Whenever a line in the data contains "JSON", show that line.

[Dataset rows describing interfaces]
<<<<

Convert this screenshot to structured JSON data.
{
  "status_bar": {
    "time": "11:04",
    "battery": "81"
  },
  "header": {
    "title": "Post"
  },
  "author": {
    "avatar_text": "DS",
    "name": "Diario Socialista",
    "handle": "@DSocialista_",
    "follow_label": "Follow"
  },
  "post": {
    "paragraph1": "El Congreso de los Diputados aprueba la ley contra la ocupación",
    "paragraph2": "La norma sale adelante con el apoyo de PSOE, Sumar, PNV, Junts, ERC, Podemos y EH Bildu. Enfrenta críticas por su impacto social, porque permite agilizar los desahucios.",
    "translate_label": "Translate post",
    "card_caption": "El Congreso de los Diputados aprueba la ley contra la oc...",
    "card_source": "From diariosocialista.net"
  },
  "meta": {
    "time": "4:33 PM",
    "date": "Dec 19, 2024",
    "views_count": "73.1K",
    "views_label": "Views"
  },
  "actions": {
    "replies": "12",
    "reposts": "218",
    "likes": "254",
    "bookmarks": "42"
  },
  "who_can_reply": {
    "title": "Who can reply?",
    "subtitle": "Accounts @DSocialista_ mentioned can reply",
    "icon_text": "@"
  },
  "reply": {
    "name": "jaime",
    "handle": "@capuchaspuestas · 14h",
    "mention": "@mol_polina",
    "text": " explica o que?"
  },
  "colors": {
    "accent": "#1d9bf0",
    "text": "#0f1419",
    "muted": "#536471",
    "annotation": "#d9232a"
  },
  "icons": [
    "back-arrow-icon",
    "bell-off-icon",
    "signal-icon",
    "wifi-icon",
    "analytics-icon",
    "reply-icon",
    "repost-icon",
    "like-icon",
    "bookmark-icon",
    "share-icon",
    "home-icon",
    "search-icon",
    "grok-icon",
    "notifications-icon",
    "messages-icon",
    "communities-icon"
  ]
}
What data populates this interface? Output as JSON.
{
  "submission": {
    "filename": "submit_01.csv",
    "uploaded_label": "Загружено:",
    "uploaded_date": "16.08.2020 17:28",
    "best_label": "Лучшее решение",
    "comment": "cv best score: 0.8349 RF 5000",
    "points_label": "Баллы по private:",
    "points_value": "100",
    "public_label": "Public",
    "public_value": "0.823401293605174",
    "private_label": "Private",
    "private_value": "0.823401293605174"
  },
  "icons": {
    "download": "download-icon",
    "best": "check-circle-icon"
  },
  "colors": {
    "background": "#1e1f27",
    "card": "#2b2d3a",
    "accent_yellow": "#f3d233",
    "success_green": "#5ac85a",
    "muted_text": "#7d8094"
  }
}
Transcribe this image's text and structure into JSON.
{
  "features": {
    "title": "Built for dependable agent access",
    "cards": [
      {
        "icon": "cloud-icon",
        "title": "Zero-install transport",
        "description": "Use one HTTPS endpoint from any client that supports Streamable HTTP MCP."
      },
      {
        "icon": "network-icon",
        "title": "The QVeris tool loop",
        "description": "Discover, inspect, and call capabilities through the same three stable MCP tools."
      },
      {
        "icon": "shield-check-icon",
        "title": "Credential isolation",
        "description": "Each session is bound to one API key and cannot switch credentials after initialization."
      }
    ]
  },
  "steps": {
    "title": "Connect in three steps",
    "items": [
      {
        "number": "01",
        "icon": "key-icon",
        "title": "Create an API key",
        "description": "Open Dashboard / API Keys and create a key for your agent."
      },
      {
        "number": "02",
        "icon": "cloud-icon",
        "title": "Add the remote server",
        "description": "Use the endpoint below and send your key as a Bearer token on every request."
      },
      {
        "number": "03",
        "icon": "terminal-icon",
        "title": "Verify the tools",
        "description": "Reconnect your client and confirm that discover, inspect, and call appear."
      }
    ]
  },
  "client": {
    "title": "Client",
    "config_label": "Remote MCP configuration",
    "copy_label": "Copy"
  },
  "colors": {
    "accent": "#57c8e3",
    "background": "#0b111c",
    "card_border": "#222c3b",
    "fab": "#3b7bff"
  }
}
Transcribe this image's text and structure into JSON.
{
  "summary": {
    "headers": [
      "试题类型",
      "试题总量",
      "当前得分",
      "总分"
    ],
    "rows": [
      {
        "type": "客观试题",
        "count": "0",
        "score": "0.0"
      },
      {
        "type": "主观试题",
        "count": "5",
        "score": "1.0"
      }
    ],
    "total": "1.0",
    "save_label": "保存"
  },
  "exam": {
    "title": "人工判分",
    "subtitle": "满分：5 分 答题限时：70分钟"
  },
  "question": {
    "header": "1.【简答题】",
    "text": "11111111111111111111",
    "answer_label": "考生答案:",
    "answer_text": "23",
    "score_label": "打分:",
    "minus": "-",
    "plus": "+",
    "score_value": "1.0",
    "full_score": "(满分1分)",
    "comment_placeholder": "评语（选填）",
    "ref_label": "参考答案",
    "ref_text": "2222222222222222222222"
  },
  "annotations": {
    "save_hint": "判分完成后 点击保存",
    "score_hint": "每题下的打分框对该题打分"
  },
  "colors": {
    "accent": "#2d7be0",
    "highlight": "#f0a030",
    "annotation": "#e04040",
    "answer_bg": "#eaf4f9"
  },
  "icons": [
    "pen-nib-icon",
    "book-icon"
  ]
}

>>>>

- Answer section:
Convert this screenshot to structured JSON data.
What data populates this interface? Output as JSON.
Transcribe this image's text and structure into JSON.
Transcribe this image's text and structure into JSON.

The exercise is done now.